▸ Problem to solve
Once you have read the listing, write it all out exactly.

______

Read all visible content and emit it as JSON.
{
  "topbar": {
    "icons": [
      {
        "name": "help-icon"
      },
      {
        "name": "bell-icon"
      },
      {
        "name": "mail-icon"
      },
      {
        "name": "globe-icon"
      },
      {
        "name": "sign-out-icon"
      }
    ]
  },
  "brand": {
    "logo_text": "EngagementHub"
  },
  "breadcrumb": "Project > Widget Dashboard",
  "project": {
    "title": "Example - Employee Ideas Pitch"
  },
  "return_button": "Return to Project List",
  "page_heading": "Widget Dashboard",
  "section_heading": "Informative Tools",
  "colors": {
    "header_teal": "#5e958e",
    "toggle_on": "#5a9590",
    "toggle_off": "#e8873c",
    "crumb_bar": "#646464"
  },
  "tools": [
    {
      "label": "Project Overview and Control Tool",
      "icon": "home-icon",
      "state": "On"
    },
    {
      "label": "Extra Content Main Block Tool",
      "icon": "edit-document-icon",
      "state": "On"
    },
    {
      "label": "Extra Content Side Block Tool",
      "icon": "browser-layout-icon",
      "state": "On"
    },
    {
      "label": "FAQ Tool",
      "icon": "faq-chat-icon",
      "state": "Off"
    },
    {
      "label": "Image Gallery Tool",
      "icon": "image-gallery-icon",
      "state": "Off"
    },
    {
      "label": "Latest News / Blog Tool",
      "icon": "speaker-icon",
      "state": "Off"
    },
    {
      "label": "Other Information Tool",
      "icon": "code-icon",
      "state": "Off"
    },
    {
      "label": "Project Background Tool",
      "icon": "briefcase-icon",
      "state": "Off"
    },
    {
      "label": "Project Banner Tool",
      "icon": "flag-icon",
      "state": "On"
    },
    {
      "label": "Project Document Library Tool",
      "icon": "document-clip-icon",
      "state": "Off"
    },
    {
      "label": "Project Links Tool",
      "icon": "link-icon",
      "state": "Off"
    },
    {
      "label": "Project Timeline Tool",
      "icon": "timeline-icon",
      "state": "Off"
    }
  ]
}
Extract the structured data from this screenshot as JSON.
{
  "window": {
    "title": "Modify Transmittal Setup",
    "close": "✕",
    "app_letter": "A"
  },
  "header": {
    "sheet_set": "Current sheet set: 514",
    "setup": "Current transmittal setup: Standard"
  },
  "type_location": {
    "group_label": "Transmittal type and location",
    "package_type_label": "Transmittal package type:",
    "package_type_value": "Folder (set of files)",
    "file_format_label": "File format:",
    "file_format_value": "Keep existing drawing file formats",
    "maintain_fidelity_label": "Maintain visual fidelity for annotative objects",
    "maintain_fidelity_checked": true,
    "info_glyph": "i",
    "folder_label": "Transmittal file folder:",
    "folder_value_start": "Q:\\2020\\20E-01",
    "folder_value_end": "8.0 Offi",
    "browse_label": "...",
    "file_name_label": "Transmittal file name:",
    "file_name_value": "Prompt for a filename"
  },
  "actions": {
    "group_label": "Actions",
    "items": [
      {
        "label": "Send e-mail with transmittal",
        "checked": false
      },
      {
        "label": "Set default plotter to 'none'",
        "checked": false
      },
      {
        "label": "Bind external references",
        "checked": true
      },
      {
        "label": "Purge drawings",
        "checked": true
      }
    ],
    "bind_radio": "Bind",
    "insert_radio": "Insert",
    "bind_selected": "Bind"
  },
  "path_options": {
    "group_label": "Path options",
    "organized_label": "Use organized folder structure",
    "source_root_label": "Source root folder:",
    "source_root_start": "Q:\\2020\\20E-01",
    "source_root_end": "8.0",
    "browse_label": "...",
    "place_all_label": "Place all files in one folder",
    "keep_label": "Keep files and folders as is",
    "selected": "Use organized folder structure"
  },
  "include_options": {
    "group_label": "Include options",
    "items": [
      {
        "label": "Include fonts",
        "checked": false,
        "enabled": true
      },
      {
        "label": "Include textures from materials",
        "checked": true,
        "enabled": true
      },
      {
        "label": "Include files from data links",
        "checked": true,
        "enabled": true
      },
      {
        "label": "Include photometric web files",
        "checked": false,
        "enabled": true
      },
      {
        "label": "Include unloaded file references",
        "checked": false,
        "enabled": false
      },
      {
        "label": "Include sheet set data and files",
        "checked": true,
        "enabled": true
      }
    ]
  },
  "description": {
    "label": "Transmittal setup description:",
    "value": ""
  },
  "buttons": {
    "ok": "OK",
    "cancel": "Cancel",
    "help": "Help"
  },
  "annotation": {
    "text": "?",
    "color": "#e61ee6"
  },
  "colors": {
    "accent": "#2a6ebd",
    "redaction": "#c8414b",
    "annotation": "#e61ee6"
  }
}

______

▸ Expected answer
Read all visible content and emit it as JSON.
{
  "topbar": {
    "icons": [
      {
        "name": "help-icon"
      },
      {
        "name": "bell-icon"
      },
      {
        "name": "mail-icon"
      },
      {
        "name": "globe-icon"
      },
      {
        "name": "sign-out-icon"
      }
    ]
  },
  "brand": {
    "logo_text": "EngagementHub"
  },
  "breadcrumb": "Project > Widget Dashboard",
  "project": {
    "title": "Example - Employee Ideas Pitch"
  },
  "return_button": "Return to Project List",
  "page_heading": "Widget Dashboard",
  "section_heading": "Informative Tools",
  "colors": {
    "header_teal": "#5e958e",
    "toggle_on": "#5a9590",
    "toggle_off": "#e8873c",
    "crumb_bar": "#646464"
  },
  "tools": [
    {
      "label": "Project Overview and Control Tool",
      "icon": "home-icon",
      "state": "On"
    },
    {
      "label": "Extra Content Main Block Tool",
      "icon": "edit-document-icon",
      "state": "On"
    },
    {
      "label": "Extra Content Side Block Tool",
      "icon": "browser-layout-icon",
      "state": "On"
    },
    {
      "label": "FAQ Tool",
      "icon": "faq-chat-icon",
      "state": "Off"
    },
    {
      "label": "Image Gallery Tool",
      "icon": "image-gallery-icon",
      "state": "Off"
    },
    {
      "label": "Latest News / Blog Tool",
      "icon": "speaker-icon",
      "state": "Off"
    },
    {
      "label": "Other Information Tool",
      "icon": "code-icon",
      "state": "Off"
    },
    {
      "label": "Project Background Tool",
      "icon": "briefcase-icon",
      "state": "Off"
    },
    {
      "label": "Project Banner Tool",
      "icon": "flag-icon",
      "state": "On"
    },
    {
      "label": "Project Document Library Tool",
      "icon": "document-clip-icon",
      "state": "Off"
    },
    {
      "label": "Project Links Tool",
      "icon": "link-icon",
      "state": "Off"
    },
    {
      "label": "Project Timeline Tool",
      "icon": "timeline-icon",
      "state": "Off"
    }
  ]
}
Extract the structured data from this screenshot as JSON.
{
  "window": {
    "title": "Modify Transmittal Setup",
    "close": "✕",
    "app_letter": "A"
  },
  "header": {
    "sheet_set": "Current sheet set: 514",
    "setup": "Current transmittal setup: Standard"
  },
  "type_location": {
    "group_label": "Transmittal type and location",
    "package_type_label": "Transmittal package type:",
    "package_type_value": "Folder (set of files)",
    "file_format_label": "File format:",
    "file_format_value": "Keep existing drawing file formats",
    "maintain_fidelity_label": "Maintain visual fidelity for annotative objects",
    "maintain_fidelity_checked": true,
    "info_glyph": "i",
    "folder_label": "Transmittal file folder:",
    "folder_value_start": "Q:\\2020\\20E-01",
    "folder_value_end": "8.0 Offi",
    "browse_label": "...",
    "file_name_label": "Transmittal file name:",
    "file_name_value": "Prompt for a filename"
  },
  "actions": {
    "group_label": "Actions",
    "items": [
      {
        "label": "Send e-mail with transmittal",
        "checked": false
      },
      {
        "label": "Set default plotter to 'none'",
        "checked": false
      },
      {
        "label": "Bind external references",
        "checked": true
      },
      {
        "label": "Purge drawings",
        "checked": true
      }
    ],
    "bind_radio": "Bind",
    "insert_radio": "Insert",
    "bind_selected": "Bind"
  },
  "path_options": {
    "group_label": "Path options",
    "organized_label": "Use organized folder structure",
    "source_root_label": "Source root folder:",
    "source_root_start": "Q:\\2020\\20E-01",
    "source_root_end": "8.0",
    "browse_label": "...",
    "place_all_label": "Place all files in one folder",
    "keep_label": "Keep files and folders as is",
    "selected": "Use organized folder structure"
  },
  "include_options": {
    "group_label": "Include options",
    "items": [
      {
        "label": "Include fonts",
        "checked": false,
        "enabled": true
      },
      {
        "label": "Include textures from materials",
        "checked": true,
        "enabled": true
      },
      {
        "label": "Include files from data links",
        "checked": true,
        "enabled": true
      },
      {
        "label": "Include photometric web files",
        "checked": false,
        "enabled": true
      },
      {
        "label": "Include unloaded file references",
        "checked": false,
        "enabled": false
      },
      {
        "label": "Include sheet set data and files",
        "checked": true,
        "enabled": true
      }
    ]
  },
  "description": {
    "label": "Transmittal setup description:",
    "value": ""
  },
  "buttons": {
    "ok": "OK",
    "cancel": "Cancel",
    "help": "Help"
  },
  "annotation": {
    "text": "?",
    "color": "#e61ee6"
  },
  "colors": {
    "accent": "#2a6ebd",
    "redaction": "#c8414b",
    "annotation": "#e61ee6"
  }
}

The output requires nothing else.